Before World War I, he played in many tournaments at Saint Petersburg. In 1903, he took 5th. In 1904, he took 9th (Eugene Znosko-Borovsky won), took 2nd (Grigory Helbach won), tied for 4-5th (Koyalovich won). In 1908, he tied for 7-8th (Sergey von Freymann and Rosenkrantz won). In 1909, he took 14th (Alexander Alekhine won), tied for 7-8th (Grigory Levenfish won). In 1911, he took 8th (Fyodor Duz-Chotimirsky and Znosko-Borovsky won), tied for 5-6th (Ilya Rabinovich and Platz won). In 1913, he took 3rd.

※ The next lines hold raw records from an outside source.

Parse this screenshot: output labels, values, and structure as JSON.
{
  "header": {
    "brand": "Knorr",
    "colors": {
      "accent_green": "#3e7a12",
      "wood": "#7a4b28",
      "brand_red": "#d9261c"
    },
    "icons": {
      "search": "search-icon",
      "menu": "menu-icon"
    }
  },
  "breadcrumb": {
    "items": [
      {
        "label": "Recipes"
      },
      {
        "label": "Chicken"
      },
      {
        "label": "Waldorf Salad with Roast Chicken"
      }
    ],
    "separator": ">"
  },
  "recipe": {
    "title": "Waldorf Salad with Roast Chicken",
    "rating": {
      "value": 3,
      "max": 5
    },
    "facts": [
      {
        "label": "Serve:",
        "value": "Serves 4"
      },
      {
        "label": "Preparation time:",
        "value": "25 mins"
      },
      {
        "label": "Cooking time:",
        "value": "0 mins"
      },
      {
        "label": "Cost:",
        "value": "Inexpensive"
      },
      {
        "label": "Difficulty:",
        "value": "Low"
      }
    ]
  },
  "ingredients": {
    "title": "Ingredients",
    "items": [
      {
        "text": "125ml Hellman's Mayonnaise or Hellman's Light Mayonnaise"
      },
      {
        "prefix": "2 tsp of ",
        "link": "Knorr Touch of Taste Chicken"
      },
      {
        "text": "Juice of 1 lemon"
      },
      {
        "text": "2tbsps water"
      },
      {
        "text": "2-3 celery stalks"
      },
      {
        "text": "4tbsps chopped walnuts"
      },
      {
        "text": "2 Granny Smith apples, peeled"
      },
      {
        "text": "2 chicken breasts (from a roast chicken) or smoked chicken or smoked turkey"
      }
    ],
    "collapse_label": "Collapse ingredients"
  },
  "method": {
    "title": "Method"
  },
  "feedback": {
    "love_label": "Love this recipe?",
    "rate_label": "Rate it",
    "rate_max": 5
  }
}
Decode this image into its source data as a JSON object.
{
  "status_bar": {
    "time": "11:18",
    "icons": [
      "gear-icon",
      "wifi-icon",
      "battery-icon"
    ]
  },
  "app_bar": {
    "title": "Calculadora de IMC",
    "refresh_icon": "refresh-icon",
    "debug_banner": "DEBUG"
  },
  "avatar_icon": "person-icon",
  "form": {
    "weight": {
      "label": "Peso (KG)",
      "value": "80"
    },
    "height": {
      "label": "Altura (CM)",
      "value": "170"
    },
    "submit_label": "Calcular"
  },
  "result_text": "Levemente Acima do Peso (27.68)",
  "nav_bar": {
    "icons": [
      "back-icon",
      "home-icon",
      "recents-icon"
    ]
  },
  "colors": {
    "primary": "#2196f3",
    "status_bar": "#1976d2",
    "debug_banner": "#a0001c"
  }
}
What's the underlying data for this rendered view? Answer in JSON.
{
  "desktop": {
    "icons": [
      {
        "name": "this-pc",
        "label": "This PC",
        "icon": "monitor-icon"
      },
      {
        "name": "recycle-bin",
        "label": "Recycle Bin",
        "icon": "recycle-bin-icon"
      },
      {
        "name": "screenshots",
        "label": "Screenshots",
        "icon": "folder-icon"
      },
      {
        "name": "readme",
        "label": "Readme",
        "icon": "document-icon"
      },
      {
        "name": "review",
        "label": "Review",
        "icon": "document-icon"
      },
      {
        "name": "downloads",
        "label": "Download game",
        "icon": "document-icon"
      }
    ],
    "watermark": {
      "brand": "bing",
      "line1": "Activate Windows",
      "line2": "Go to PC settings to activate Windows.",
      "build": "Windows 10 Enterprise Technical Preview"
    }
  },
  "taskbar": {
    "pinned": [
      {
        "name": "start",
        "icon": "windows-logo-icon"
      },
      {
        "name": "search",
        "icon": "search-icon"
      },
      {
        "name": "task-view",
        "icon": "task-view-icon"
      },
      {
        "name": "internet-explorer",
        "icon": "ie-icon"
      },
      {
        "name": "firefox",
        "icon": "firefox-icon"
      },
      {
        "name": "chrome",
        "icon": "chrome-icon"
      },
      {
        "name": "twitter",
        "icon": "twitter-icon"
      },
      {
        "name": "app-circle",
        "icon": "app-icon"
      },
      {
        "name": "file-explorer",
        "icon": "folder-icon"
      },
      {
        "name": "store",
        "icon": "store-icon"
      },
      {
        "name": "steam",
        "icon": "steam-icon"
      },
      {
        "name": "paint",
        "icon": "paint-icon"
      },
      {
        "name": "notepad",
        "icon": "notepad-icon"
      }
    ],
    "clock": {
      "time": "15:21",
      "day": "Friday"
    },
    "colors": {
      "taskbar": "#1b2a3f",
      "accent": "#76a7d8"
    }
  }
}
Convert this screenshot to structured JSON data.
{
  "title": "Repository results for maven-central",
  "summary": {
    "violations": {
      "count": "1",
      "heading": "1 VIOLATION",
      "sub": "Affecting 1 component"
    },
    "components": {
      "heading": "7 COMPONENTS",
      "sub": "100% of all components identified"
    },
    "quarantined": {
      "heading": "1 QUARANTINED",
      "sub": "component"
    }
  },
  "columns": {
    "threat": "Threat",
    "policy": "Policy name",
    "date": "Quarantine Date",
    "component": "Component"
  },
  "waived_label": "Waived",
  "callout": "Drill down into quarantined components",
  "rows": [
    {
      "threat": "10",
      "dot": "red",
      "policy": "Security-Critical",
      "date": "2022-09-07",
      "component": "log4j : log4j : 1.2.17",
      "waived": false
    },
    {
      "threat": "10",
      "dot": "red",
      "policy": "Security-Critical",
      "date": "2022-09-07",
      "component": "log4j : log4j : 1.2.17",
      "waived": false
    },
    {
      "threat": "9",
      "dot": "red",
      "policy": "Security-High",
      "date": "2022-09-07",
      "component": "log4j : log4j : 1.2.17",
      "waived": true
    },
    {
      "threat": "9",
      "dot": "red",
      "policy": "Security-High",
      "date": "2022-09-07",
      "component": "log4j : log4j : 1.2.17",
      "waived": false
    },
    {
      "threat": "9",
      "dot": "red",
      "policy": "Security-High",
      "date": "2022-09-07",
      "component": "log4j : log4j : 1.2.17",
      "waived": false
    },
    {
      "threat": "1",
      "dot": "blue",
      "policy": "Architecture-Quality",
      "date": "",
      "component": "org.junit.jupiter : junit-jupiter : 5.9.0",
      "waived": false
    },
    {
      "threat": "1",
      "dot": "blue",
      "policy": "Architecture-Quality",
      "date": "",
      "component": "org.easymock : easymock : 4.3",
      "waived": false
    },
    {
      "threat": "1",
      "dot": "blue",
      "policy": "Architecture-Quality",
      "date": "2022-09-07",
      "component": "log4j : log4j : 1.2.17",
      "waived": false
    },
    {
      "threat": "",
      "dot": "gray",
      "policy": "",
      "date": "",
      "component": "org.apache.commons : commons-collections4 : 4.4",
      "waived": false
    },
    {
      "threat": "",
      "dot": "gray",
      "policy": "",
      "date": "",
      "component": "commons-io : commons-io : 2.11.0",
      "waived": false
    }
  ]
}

After the war, he won 1st Finnish Championship in 1922. He played in 1st unofficial Chess Olympiad at Paris 1924. He was 1st in Qualification Group 7, and tied for 4-6th in Championship Final (1st World-ch Amateurs; Hermanis Matisons won). On 20 July 1924, fifteen delegates signed the proclamation act of the Federation Internationale des Echecs (FIDE). The 15 founders were Abonyi (Hungary), Grau (Argentina), Gudju (Romania), Marusi (Italy), Nicolet (Switzerland), Ovadija (Yugoslavia), Renalver y Zamora (Spain), Rawlins (Great Britain), Rueb (Netherlands), Skalička (Czechoslovakia), Smith (Canada), Towbin (Poland), Tschepurnoff (Finland), Vincent (France), and Weltjens (Belgium).[1]

In 1926, he took 3rd in Budapest. In 1927, he represented Finland at first board (+4 –7 =4) in the 1st Chess Olympiad in London. In 1928, he tied for 12–14th in The Hague (2d FIDE World Amateur Championship; Max Euwe won). In 1929, he took 7th in Göteborg. (14th Nordic-ch; Gideon Ståhlberg won). In 1930, he took 3rd in Stockholm (15th Nordic-ch; Erik Andersen won). In 1930, he tied for 2nd-4th in Helsinki (Eero Böök won).[2] In 1931, he lost a match to Böök (4,5 : 5,5).

References[edit]

  1. ^ "Aaron, Manuel (1935- )". Archived from the original on 2009-10-25. 
  2. ^ Name Index to Jeremy Gaige's Chess Tournament Crosstables

External links[edit]